Problem »
The records under this task must be duplicated exactly.

### Raw data ###

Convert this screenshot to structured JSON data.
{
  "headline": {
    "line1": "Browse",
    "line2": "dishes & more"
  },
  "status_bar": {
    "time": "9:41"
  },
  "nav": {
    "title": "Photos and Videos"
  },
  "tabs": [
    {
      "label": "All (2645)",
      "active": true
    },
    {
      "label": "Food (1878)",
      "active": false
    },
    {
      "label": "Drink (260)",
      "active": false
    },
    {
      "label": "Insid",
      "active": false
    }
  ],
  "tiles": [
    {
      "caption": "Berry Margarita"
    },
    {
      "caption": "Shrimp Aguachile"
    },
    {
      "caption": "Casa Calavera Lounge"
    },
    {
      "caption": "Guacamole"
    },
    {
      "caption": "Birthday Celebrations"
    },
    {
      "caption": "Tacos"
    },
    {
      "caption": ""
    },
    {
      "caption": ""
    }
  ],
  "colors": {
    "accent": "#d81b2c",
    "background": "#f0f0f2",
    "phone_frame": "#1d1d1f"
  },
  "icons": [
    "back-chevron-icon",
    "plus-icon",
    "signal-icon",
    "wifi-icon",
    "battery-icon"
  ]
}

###

Written solution »
Convert this screenshot to structured JSON data.
{
  "headline": {
    "line1": "Browse",
    "line2": "dishes & more"
  },
  "status_bar": {
    "time": "9:41"
  },
  "nav": {
    "title": "Photos and Videos"
  },
  "tabs": [
    {
      "label": "All (2645)",
      "active": true
    },
    {
      "label": "Food (1878)",
      "active": false
    },
    {
      "label": "Drink (260)",
      "active": false
    },
    {
      "label": "Insid",
      "active": false
    }
  ],
  "tiles": [
    {
      "caption": "Berry Margarita"
    },
    {
      "caption": "Shrimp Aguachile"
    },
    {
      "caption": "Casa Calavera Lounge"
    },
    {
      "caption": "Guacamole"
    },
    {
      "caption": "Birthday Celebrations"
    },
    {
      "caption": "Tacos"
    },
    {
      "caption": ""
    },
    {
      "caption": ""
    }
  ],
  "colors": {
    "accent": "#d81b2c",
    "background": "#f0f0f2",
    "phone_frame": "#1d1d1f"
  },
  "icons": [
    "back-chevron-icon",
    "plus-icon",
    "signal-icon",
    "wifi-icon",
    "battery-icon"
  ]
}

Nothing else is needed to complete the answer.